When it comes to a choice between guns or butter, liberals invariably choose butter.  Though stalled, the President and liberals are still committed to an aggressive domestic agenda.  A stepped up war in Afghanistan will detract from their efforts to accomplish anything domestically.  Social engineering and expansion of government is where Mr. Obama wishes to make his mark.  He's Clement Attlee,  not Winston Churchill. 

In short order, the President and Congressional Democratic majorities have debauched government finances with an orgy of borrowing and spending.  Cranking up government printing presses have ensured that significant inflation is in the offing.  The recession may prove to be a W rather than a V-- meaning a double-dip recession.  Though the price tag for stabilizing Afghanistan might be paltry when compared to the trillions of dollars of debt that the President and Democrats are incurring, Americans will viscerally resent greater expenditures overseas, Afghanistan included.  An ailing economy will simply exacerbate that resentment.  Expect voter backlash. 

The left is philosophically and temperamentally opposed to projections of American military power.  Don't forget that Mr. Obama and left-leaning Democrats loudly decried the surge in Iraq and openly ridiculed its architect, General David Petraeus.  When it succeeded, they simply went silent.  The President's initial forays into foreign affairs have been about apologizing to countries for alleged American faults.  Or attempting to placate Iran.  Or bullying allies like Israel and Honduras into accepting positions that are contrary to their national interests.  Or cozying up to thugs like Hugo Chavez and the Castro brothers.  

Mr. Obama has potentially set himself up for a situation unlike any other modern American president.  The federal government is greatly overextended financially.  A bad economy may get worse.  The President's credibility has diminished and is diminishing.  Rogue nations North Korea and Iran pose either immediate or midterm dangers.  Though successfully kept from our shores since 9/11, terrorism still poses a real threat to the nation.  Failure in Iraq or Afghanistan or both would embolden America's enemies.

The way is fraught with peril.  Since Vietnam, Democrats have failed as a war party.  Given the dynamics on the left, and in the Democratic Party, the Afghanistan war could devolve into an unseemly demonstration of cut and run or become a quagmire.  A quagmire because the President may attempt to accommodate the left and placate a hostile public while attempting to meet national security requirements.  Wars aren't won by splitting differences.   
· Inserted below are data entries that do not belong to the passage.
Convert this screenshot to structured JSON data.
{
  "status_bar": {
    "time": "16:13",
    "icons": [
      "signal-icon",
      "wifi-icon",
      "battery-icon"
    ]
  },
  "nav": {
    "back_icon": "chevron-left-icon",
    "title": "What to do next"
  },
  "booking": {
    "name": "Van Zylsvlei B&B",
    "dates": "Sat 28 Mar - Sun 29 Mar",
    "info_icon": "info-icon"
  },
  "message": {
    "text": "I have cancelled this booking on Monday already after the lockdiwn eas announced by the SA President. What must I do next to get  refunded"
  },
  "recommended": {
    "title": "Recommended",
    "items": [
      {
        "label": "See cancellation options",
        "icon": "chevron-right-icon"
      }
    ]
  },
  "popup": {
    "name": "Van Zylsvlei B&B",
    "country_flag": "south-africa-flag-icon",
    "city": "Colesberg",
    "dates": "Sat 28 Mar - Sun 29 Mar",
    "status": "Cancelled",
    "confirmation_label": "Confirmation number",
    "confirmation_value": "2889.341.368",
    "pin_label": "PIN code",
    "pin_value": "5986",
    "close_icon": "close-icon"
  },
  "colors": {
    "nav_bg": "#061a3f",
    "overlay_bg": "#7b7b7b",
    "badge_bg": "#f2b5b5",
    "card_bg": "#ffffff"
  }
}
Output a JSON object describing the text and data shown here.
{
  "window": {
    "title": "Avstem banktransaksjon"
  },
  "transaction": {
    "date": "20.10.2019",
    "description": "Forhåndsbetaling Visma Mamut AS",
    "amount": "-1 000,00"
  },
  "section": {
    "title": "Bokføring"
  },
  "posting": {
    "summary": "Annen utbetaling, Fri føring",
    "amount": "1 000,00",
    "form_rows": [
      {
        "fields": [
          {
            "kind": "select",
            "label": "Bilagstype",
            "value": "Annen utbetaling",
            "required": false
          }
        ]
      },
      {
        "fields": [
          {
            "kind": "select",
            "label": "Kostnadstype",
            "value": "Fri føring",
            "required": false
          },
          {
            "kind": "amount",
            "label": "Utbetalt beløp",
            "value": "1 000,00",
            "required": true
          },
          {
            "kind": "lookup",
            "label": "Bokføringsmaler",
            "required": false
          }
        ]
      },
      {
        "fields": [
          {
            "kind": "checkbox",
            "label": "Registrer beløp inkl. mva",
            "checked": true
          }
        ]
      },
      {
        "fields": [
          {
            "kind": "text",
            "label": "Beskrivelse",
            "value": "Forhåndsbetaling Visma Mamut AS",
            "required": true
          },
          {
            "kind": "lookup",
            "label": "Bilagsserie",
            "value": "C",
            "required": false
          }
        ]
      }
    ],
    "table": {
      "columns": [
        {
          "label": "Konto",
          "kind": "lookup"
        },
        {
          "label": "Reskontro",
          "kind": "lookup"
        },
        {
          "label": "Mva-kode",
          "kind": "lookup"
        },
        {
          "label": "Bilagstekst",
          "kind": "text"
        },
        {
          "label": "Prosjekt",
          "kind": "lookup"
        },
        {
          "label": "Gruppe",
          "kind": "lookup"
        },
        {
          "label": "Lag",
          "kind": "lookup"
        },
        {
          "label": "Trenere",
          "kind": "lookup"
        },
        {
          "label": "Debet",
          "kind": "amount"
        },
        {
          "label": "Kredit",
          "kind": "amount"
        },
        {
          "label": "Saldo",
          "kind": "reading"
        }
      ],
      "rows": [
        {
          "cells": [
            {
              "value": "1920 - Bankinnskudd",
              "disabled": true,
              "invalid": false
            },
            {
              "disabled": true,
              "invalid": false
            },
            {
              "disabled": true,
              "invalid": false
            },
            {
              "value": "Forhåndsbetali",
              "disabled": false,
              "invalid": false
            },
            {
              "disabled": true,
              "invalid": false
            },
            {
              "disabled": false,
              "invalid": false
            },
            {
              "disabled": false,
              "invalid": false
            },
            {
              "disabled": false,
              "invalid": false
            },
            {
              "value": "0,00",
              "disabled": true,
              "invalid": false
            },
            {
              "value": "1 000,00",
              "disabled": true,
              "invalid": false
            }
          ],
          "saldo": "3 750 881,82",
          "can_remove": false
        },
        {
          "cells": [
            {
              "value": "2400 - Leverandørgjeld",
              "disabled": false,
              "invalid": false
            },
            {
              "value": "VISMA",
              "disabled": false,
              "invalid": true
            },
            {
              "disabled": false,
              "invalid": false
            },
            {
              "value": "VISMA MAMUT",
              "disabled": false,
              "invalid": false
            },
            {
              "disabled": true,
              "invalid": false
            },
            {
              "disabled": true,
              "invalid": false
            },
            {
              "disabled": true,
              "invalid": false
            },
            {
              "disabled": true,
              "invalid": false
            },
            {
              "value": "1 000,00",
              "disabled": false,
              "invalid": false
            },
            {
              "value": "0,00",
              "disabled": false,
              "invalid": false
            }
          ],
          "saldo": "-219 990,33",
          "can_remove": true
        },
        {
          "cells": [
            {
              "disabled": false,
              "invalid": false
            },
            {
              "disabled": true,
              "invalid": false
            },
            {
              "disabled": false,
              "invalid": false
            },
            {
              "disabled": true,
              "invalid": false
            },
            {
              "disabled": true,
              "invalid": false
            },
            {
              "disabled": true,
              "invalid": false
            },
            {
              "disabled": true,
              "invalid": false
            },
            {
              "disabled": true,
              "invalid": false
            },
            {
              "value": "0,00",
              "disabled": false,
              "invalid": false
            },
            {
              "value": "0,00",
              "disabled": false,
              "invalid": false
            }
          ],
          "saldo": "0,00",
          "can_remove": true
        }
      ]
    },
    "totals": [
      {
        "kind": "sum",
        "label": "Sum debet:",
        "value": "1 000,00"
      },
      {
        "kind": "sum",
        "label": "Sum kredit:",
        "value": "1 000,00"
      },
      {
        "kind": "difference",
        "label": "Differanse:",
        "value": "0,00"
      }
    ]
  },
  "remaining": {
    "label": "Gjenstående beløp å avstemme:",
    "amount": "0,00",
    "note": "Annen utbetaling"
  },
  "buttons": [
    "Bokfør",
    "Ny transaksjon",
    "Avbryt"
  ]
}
Some on the right have begun floating other strategies involving "light footprint" anti-terror campaigns in Afghanistan.  Ralph Peters and George Will are most notable.  Yet there is no hint that the President is considering any alternative to a resource/manpower-heavy, time-intensive counterinsurgency.   

The President and Democrats have finally gotten the war they wanted, the one they claimed America should be fighting.  It may likely be a pox on their house.  Let's hope it's not a pox on America's house too.